* TASK OBJECTIVE: Filter the records for "return" and keep each line that has it.

[Records from a collection]
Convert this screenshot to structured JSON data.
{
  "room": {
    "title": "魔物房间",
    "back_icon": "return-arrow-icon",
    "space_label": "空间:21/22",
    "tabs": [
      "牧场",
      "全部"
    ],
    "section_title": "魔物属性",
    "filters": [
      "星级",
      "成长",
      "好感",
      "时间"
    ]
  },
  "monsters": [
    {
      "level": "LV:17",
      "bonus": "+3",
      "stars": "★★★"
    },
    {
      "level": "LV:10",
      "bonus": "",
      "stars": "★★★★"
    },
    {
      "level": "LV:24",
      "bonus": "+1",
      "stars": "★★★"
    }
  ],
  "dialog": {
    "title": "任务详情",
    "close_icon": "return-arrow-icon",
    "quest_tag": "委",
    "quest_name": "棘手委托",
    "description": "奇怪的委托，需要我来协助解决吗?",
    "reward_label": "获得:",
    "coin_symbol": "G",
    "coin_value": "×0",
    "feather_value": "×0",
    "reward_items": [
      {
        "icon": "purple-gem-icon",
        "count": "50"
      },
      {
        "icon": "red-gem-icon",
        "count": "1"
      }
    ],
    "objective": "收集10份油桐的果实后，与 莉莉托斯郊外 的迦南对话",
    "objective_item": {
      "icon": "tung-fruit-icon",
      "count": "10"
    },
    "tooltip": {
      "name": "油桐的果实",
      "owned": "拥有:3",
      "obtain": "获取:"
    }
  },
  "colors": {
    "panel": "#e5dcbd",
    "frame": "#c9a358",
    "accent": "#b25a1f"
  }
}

* YOUR SOLUTION:
    "back_icon": "return-arrow-icon",
    "close_icon": "return-arrow-icon",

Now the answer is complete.